Delayed reforms  

Delayed reforms   

Pakistan Tehreek-e-Insaf (PTI) Chairman Imran Khan has also jumped into the discussion on Federally Administered Tribal Areas’ (FATA) reforms and has said that a merger into Khyber Pakhtunkhwa was the only permanent solution to FATA’s problems. He was speaking at a press conference following the suicide attacks in Fata’s Mohmand Agency as well as Peshawar earlier in the day that left three dead in total. “The war in the last ten years has left tribal areas in ruins. The region is massively underdeveloped and needs to be integrated into the mainstream,” the PTI chief said. He added that the Centre, Khyber Pakhtunkhwa and FATA would have to sit together to decide the merger, adding that the change should be gradual so that the people of FATA can accept the change.

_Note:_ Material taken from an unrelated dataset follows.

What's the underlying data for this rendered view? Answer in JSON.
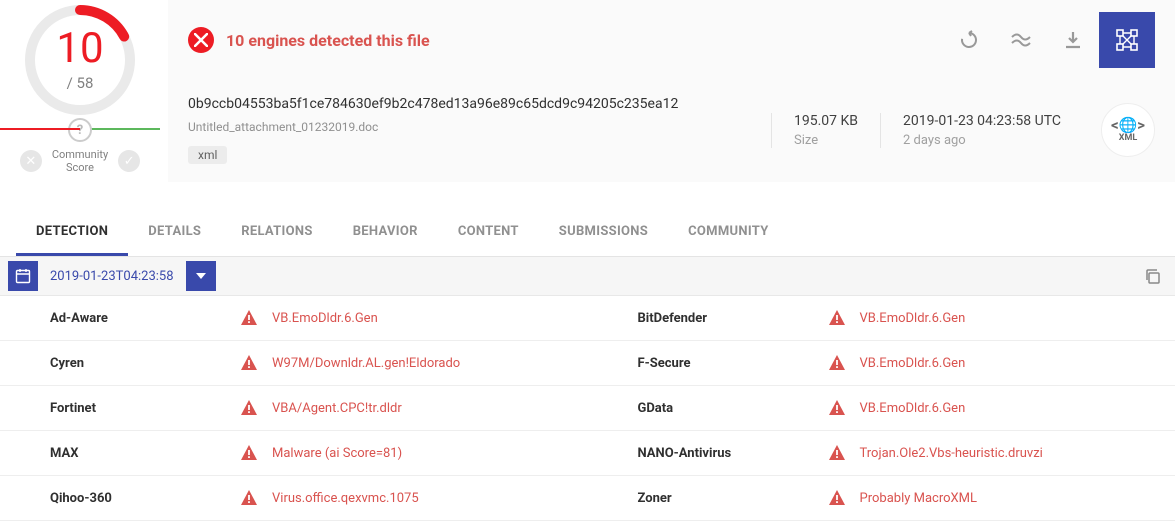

Khan also recommended that the utilisation of funds in FATA should also be jointly decided by the Centre, KP and FATA, and should be spentthrough the local government system. Meanwhile, Khan asserted the menace of terrorism would be curbedsoon, and the nefarious designs of anti-state elements would be foiled. The country has been hit by four terrorist attacks in past few days, which is a stark reminder of the plight of internally displaced persons who have lived in refugee camps for years amid the army’s fight against the terrorist groups in FATA. As soon as that is done “terrorism from Fata that is infiltrating into settled areas can be curbed,” Imran reiterated.

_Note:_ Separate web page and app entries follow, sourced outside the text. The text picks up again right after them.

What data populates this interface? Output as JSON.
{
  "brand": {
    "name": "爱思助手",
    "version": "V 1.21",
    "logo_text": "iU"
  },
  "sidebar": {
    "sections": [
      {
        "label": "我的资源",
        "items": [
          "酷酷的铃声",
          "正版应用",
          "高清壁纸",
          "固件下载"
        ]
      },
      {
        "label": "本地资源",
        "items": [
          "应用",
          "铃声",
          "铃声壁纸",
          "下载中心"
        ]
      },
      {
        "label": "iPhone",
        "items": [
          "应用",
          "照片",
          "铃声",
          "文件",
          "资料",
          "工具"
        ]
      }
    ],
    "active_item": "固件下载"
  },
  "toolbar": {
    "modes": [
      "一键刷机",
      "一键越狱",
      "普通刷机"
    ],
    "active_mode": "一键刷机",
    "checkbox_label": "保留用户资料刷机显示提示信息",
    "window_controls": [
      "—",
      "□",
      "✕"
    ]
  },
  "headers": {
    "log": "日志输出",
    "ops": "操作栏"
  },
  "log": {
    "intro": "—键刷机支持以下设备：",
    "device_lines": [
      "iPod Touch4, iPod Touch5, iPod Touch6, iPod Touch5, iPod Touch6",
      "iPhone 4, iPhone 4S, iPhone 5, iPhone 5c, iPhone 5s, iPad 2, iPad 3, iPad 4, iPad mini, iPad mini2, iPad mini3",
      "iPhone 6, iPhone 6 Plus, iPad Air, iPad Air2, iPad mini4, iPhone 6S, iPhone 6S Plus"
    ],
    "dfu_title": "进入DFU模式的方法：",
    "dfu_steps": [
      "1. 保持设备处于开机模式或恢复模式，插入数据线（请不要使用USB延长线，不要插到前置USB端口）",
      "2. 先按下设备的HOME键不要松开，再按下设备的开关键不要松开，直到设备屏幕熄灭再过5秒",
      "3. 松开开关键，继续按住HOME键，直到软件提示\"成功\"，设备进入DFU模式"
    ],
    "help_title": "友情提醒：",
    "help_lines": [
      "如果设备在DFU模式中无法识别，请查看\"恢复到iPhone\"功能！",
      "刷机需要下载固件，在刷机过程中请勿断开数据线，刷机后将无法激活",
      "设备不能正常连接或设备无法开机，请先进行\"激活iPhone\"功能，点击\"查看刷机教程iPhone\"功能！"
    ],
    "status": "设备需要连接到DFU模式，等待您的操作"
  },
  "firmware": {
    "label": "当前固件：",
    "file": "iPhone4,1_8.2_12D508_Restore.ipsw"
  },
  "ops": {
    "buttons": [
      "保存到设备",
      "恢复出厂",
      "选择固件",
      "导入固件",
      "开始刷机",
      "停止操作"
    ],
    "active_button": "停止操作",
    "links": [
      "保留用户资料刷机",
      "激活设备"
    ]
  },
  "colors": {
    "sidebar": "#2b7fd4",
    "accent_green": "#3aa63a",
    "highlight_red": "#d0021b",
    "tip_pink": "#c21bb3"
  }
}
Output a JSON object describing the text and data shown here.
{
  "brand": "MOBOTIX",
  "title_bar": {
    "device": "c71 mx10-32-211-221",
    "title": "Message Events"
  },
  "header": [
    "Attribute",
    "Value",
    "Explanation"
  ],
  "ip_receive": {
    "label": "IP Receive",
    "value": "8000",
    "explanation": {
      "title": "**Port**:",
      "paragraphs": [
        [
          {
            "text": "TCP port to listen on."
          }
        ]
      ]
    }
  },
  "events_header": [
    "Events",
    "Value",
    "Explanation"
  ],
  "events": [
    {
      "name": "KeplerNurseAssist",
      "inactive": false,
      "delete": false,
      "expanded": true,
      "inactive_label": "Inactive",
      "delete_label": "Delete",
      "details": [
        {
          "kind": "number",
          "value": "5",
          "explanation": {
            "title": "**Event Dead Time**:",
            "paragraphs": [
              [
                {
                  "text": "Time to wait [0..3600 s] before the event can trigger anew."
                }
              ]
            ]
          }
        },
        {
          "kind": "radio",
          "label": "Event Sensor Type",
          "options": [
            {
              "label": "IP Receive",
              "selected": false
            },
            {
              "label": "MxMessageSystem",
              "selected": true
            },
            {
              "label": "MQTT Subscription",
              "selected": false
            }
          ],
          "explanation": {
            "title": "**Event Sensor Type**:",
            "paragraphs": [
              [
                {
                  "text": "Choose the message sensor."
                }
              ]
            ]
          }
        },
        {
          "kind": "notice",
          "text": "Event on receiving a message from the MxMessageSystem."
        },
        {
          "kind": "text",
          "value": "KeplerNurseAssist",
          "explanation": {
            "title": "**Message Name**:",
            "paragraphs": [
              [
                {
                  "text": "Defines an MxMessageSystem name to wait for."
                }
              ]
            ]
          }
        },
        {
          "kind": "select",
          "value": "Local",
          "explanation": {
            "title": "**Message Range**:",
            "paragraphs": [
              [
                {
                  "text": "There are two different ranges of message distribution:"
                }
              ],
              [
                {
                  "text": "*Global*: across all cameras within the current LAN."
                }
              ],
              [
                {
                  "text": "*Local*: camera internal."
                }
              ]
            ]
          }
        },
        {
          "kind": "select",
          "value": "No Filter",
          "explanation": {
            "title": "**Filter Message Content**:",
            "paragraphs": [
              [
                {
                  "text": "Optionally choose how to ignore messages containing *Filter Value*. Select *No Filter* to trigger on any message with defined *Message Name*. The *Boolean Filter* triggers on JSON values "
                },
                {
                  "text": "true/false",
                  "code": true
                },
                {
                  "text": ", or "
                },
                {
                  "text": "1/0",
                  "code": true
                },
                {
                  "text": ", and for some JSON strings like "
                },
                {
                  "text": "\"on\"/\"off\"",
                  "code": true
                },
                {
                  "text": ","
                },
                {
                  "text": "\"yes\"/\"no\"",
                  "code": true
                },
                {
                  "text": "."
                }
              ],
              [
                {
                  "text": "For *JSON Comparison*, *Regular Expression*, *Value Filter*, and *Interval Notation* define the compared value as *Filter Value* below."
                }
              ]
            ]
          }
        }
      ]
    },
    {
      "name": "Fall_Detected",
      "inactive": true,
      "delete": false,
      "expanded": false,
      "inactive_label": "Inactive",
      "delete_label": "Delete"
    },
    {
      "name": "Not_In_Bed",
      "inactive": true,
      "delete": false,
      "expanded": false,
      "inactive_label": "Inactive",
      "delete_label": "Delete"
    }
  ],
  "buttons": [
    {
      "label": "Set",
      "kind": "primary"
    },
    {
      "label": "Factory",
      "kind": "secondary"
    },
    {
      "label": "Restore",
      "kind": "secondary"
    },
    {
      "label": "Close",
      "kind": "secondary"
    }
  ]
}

Over the years, several committees have been formed to deal with the FATA issues, but none of them has been able to bear any fruit. In recent times, however, the committee established by the current government has outlined the measures to merge the region into Khyber Pakhtunkhwa as well as bringingit at par with other provinces. The abolishment of FCR is one of the primary demands of the locals.

Meanwhile, the government seemed to have succumbed to the pressure of its allies in JUI-F, and the process of FATA reforms has resulted in a standstill, amid massive outcry from the locals as well as the opposition members in the parliament.

The special committee, with its comprehensive report on FATA reforms, had outlined a thorough process of gradual reforms in the region. But the politicisation of the issue, as well as some vested interests at place, seem to be the reason behind the implementation of the reforms. The government, as well as the other parties involved in the issue, should realise that the people of FATA are the citizens of Pakistan and they deserve the same rights and treatment as anyone else. Therefore, playing politics on the issue must be avoided, and the recommendations of the committee must be implemented vigilantly while taking the locals on board on all the issues. *